The photos were taken at a Ren family reunion at Shishe village in China’s eastern province of Zhejiang.
It was held last week during the Lunar New Year period, which is usually marked by the Chinese with large family gatherings and meals.
Photographer Zhang Liangzong took the pictures with a drone in front of basalt formations near Shishe.
He told the BBC that the Ren family, which originates from the village, can be traced back 851 years, but their family tree had not been updated for more than eight decades.
Village elders recently began updating the family tree records and managed to track down at least 2,000 living descendants spanning seven generations, Zhang said.
They marked the family tree’s completion by holding a massive reunion, and managed to gather more than 500 people.
Family members came from Beijing, Shanghai, Xinjiang and Taiwan.
Village chief Ren Tuanjie told state-run Xinhua news agency: “One reason was to understand where our descendants have spread to, where they have ended up and where they live, to account to our ancestors.”
“And another reason was also to let descendants all over the country know their roots, so that wherever they go they will not forget where they come from,” said Ren, who belongs to the 26th generation of Rens and whose name happens to mean “reunion” in Chinese.
Although large family photos are common, many in China were taken aback by the scale of the Rens’ photographs, which were featured widely in national media and prompted headlines such as “Do these family members even know one another?”.

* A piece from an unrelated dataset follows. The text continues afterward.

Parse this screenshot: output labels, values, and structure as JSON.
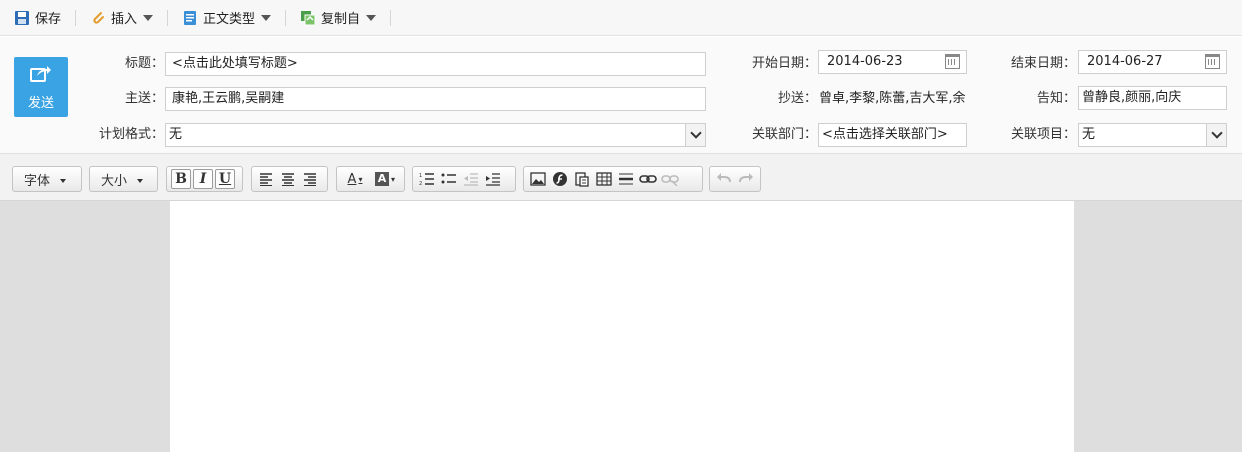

There were also jokes aplenty on microblogging network Weibo. “What if they meet someone they like in the group? Can they still get married?”